A roundup of today’s big stories in hyperlocal content, commerce, and technology.
Directory Firms Dex One, SuperMedia File for Bankruptcy (Reuters)
Directories publishers Dex One Corp and SuperMedia Inc have filed for bankruptcy after failing to win the full support of senior secured lenders for a change to a credit agreement that was needed to complete their planned merger. Dex One and SuperMedia agreed last year to combine their businesses, with Dex One shareholders expected to own about 60 percent and SuperMedia shareholders the rest of the combined company.
What SMBs Need to Know About Facebook’s News Feed Redesign (Street Fight)
In the hopes of creating a better user experience (and ultimately more monetization opportunities), Facebook recently overhauled the design and functionality of its news feed — aiming to become the “personalized newspaper” of the digital age. The redesigned layout will include bigger photos, maps and news articles and users can now sort through feeds based on interests — so SMBs currently managing a page should definitely adjust the way they approach their Facebook marketing and creative strategy.
Foursquare Aims At A Moving Target As It Tries To Close Another Round Of Funding (TechCrunch)
Key people at Foursquare have stepped back from the company, some starting new ventures. The company has faced (unconfirmed) reports it is running out of cash — estimated to have a burn rate of $2 million and only $2 million in revenue last year, and (again unconfirmed) reports saying it has had trouble raising its next round of financing amid claims of a too-high valuation and question marks over its business prospects.
Alt-Weeklies Struggling — Can They Leverage SMB Relationships to Connect Online? (Street Fight)
Patrick Kitano: While alt-weeklies really used to own the market for irreverent commentary and events listings in cities around the country, the introduction of online competition over the past decade has really degraded their snarky monopolies. Tiffany Shackelford, executive director at the Association of Alternative Newsmedia (AAN), spoke to Street Fight recently about how alt-weeklies need to evolve their strategic thinking.
Flashlight Apps, Location and Why Consumers Still Don’t Understand Privacy (The Next Web)
Simon Bates: Have you ever wondered why something as simple as a flash-light app requests your location when you boot it up? It’s not out of curiosity or even necessarily to be helpful. It is the hallmark of a mobile app economy that’s based on a simple value-exchange: you get a useful app for free or next to nothing and in return the app provider collects your user data to monetise it in some way.

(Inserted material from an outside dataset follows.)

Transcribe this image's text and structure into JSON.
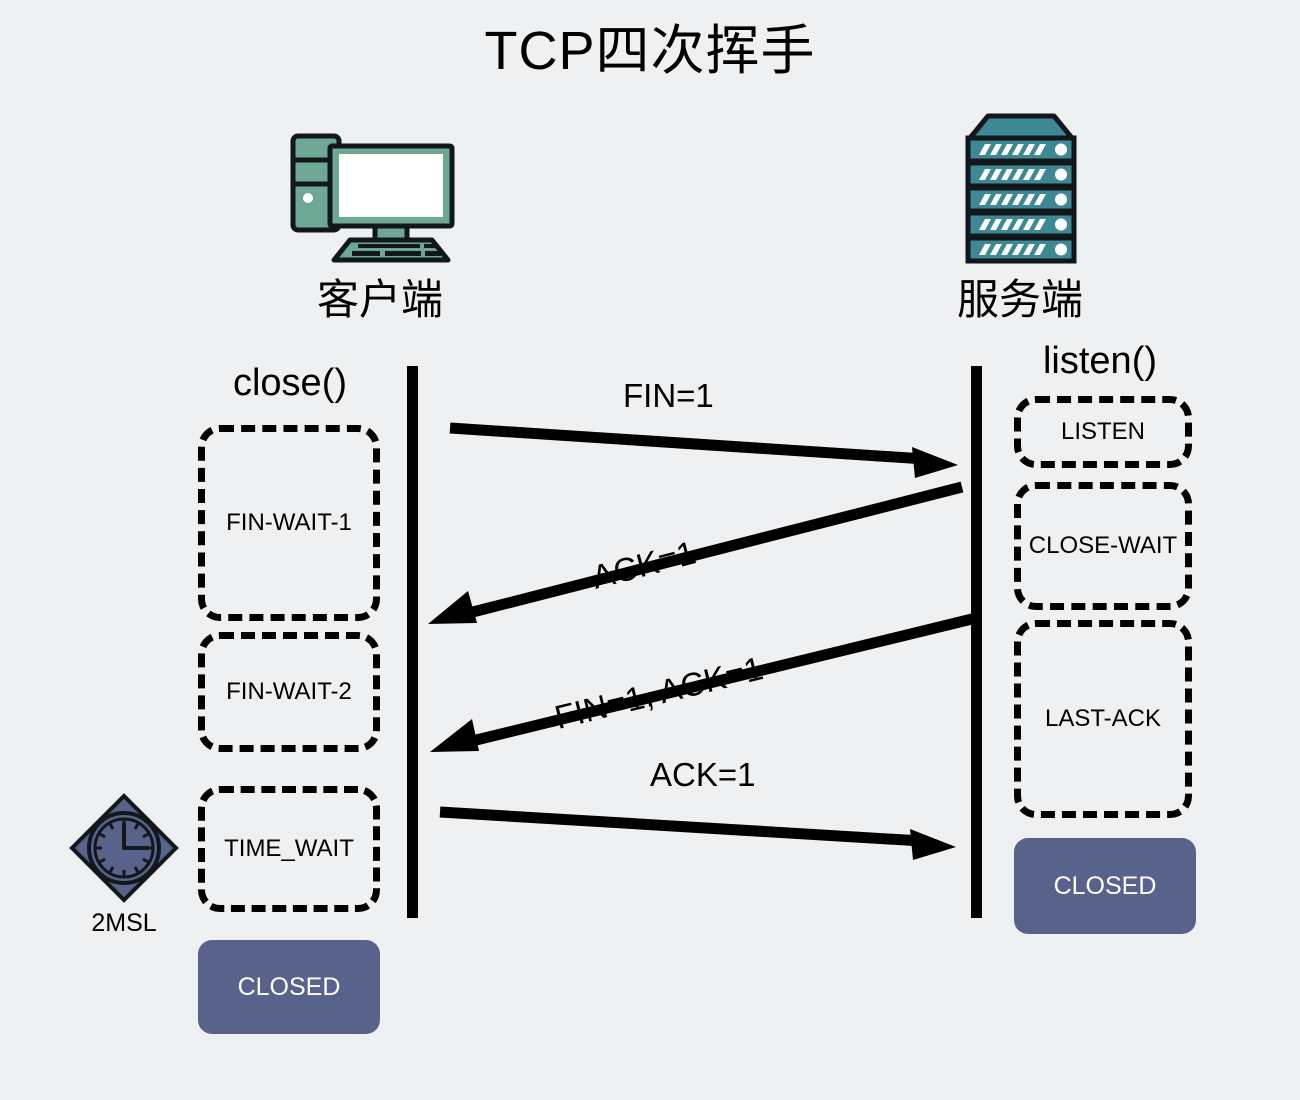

Study: Brands’ Spend in Mobile-Local Media to Eclipse Online in 2017 (Street Fight)
National advertisers will spend more local dollars on mobile than online media in 2017, according to a new study by BIA/Kelsey. The report projects that national spend on local-mobile media will increase six-fold over the next five years, jumping from $1 billion in 2012 to $6.4 billion five years later.
ESRI Takes Its Deep Mapping Software Online To Help Developers Become More Like Geographers (TechCrunch)
ESRI is turning to the cloud with ArcGIS Online as a way to give developers and people without a technical background, access to its vast geodata stores. Again, that data gives developers ways to create apps that help us navigate using virtual tools that will soon be, if not already, more predominant than the paper maps and atlases that many of us grew up with.
Retailigence Begins to Realize Promise of ‘O2O’ Marketing (Screenwerk)
Greg Sterling: The “Online-to-Offline” opportunity is at least 10X larger than e-commerce. That’s the massive prize local shopping platform and data provider Retailigence is pursuing. And after nearly four years the company may have found a model and sufficient momentum to realize its promise.
Could MyTime be a Groupon That Works? (PandoDaily)
MyTime aspires to be that very Web-based customer acquisition engine for small businesses. But it’s not relying on discounts and coupons to bring in customers — or at least it’s trying not to. Instead, MyTime wants to be an appointment booking site for time-pressed customers of salons, yoga studios, auto shops, and personal trainers.